» Task instructions: Return only those lines of the records below in which "checked" appears.

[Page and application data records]
Content starts

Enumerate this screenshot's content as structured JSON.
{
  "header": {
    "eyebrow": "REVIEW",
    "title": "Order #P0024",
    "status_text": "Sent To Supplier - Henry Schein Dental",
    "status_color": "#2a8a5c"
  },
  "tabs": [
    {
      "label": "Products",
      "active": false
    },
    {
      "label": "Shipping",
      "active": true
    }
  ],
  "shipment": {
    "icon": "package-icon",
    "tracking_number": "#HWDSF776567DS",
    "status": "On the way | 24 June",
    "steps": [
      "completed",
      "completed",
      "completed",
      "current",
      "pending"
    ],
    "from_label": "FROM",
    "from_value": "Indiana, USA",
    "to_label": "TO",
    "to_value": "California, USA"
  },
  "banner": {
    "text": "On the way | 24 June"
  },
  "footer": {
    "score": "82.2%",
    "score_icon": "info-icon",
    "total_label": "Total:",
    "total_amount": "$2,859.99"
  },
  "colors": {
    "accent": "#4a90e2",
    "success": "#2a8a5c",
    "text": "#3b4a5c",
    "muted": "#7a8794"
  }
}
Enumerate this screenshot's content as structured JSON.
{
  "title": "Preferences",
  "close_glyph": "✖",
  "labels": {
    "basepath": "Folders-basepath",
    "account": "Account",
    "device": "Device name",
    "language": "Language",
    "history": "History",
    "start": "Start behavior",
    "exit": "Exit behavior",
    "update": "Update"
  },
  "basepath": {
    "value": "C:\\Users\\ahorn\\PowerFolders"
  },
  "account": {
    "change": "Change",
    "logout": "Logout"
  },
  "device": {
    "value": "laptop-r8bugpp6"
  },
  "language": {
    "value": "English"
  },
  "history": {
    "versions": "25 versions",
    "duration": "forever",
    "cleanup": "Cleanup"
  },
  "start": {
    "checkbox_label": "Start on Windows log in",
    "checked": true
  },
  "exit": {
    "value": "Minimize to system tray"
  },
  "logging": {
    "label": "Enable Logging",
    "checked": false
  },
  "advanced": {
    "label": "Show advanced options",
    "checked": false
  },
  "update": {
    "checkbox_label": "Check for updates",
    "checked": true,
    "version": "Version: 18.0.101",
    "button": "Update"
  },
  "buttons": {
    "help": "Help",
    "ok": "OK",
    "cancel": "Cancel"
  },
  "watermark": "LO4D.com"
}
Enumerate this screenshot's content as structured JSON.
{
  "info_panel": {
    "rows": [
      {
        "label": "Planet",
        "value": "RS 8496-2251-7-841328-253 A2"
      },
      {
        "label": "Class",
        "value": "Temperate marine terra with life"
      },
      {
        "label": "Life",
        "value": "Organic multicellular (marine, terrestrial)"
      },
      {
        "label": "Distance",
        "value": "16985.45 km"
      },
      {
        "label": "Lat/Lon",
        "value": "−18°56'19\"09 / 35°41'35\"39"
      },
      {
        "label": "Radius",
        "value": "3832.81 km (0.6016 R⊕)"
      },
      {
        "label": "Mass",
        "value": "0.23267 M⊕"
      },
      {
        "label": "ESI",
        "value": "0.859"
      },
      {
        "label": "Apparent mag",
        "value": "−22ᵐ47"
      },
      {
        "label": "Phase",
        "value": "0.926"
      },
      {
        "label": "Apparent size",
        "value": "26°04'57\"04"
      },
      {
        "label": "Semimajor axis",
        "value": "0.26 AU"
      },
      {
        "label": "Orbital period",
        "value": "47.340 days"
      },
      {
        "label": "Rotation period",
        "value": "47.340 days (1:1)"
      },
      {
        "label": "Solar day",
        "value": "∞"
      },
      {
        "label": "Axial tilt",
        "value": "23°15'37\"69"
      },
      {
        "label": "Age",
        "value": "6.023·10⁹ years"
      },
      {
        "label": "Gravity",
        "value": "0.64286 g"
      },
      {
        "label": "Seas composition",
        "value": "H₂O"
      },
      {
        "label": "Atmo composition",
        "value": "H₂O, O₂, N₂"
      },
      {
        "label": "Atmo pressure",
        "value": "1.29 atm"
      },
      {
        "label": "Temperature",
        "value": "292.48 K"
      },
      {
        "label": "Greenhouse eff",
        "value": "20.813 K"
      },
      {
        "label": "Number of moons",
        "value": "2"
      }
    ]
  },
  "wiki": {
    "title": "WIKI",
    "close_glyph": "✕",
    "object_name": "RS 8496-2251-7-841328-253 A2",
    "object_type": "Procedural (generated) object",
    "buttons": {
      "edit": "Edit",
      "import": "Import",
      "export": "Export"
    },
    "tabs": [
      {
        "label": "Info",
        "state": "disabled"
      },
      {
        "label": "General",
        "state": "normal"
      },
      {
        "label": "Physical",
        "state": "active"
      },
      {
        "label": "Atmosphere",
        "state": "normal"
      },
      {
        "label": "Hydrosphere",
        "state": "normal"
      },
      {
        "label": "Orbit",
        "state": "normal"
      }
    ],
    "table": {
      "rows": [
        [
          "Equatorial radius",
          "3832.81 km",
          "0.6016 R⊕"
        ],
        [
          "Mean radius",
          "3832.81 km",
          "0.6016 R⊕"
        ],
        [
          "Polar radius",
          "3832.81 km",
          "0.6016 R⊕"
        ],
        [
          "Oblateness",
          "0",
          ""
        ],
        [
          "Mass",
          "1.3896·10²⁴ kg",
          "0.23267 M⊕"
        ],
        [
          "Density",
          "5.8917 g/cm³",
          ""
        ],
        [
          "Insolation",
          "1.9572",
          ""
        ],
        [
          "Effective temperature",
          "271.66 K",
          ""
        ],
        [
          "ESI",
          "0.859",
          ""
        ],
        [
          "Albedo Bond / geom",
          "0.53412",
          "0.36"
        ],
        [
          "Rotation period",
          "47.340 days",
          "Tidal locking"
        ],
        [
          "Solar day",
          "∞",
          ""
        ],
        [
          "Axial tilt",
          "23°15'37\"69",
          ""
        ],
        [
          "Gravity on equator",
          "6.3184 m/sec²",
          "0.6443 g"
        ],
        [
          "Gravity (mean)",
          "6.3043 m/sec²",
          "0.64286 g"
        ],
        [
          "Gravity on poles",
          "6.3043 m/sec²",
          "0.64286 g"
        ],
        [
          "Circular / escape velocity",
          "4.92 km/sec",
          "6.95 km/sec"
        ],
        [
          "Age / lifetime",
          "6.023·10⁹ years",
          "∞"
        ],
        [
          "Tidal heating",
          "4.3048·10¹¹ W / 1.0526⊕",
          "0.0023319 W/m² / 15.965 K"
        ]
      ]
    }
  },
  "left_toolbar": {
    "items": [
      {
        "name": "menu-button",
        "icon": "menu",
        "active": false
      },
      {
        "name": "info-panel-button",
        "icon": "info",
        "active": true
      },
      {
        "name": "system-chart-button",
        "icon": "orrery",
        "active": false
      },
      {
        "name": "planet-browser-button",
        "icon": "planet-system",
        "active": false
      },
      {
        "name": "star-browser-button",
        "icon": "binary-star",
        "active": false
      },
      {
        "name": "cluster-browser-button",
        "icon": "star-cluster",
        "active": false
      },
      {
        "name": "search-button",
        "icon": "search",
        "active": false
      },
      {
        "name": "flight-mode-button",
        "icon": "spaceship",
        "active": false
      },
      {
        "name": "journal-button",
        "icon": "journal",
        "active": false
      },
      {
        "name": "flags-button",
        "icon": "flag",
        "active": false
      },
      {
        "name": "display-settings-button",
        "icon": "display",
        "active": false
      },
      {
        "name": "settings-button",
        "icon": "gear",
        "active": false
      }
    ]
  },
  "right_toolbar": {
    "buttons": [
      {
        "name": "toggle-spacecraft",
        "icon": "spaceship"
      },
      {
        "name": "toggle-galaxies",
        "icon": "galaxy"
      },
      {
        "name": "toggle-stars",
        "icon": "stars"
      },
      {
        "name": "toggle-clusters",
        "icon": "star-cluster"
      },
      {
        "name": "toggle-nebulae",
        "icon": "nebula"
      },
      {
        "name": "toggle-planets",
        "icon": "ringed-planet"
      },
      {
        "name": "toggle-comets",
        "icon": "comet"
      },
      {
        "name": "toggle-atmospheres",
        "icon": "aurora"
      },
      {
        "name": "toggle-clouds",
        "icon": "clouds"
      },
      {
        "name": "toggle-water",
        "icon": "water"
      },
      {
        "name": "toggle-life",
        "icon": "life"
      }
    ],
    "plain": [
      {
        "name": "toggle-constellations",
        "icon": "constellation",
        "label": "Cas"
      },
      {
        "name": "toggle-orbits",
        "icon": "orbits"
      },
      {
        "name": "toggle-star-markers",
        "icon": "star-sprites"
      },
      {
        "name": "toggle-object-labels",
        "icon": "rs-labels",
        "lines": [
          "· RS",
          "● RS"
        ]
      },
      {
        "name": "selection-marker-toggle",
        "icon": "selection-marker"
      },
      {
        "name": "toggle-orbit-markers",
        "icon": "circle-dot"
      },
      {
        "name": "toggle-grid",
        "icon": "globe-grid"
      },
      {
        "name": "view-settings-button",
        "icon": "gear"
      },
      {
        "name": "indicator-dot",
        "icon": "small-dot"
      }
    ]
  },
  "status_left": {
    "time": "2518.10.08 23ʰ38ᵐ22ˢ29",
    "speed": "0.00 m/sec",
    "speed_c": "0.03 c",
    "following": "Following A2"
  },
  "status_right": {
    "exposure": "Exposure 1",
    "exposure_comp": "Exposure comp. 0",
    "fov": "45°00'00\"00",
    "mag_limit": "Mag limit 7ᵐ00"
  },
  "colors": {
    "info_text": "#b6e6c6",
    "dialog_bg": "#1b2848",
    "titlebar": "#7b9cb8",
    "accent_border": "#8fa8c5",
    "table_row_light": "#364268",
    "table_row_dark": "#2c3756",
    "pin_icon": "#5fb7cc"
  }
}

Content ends

» Solution below:
    "checked": true
    "checked": false
    "checked": false
    "checked": true,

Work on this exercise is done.